[INSTRUCTIONS FOR THE TASK]:
Reproduce the listing word for word. Skip any image.

Segment Start: DATA FOR THE TASK

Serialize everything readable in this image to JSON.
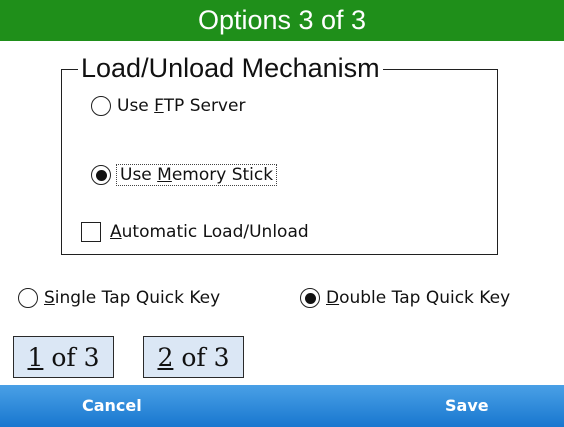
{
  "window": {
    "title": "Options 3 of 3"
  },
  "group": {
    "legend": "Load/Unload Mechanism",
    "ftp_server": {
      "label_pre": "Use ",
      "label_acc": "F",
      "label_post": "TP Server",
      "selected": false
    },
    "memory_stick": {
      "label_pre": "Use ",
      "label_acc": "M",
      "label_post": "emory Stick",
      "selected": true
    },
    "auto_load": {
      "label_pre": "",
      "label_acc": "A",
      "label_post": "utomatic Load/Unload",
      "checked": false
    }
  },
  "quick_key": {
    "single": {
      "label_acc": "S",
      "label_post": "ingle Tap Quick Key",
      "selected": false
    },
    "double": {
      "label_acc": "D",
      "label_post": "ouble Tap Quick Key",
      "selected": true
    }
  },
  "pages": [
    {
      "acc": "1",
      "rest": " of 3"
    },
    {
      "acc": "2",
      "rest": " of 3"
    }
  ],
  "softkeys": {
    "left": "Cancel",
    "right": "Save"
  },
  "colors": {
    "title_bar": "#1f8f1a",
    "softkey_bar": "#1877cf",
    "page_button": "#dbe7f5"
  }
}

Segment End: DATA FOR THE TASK

[RESPONSE FOR THIS EXERCISE]:
Serialize everything readable in this image to JSON.
{
  "window": {
    "title": "Options 3 of 3"
  },
  "group": {
    "legend": "Load/Unload Mechanism",
    "ftp_server": {
      "label_pre": "Use ",
      "label_acc": "F",
      "label_post": "TP Server",
      "selected": false
    },
    "memory_stick": {
      "label_pre": "Use ",
      "label_acc": "M",
      "label_post": "emory Stick",
      "selected": true
    },
    "auto_load": {
      "label_pre": "",
      "label_acc": "A",
      "label_post": "utomatic Load/Unload",
      "checked": false
    }
  },
  "quick_key": {
    "single": {
      "label_acc": "S",
      "label_post": "ingle Tap Quick Key",
      "selected": false
    },
    "double": {
      "label_acc": "D",
      "label_post": "ouble Tap Quick Key",
      "selected": true
    }
  },
  "pages": [
    {
      "acc": "1",
      "rest": " of 3"
    },
    {
      "acc": "2",
      "rest": " of 3"
    }
  ],
  "softkeys": {
    "left": "Cancel",
    "right": "Save"
  },
  "colors": {
    "title_bar": "#1f8f1a",
    "softkey_bar": "#1877cf",
    "page_button": "#dbe7f5"
  }
}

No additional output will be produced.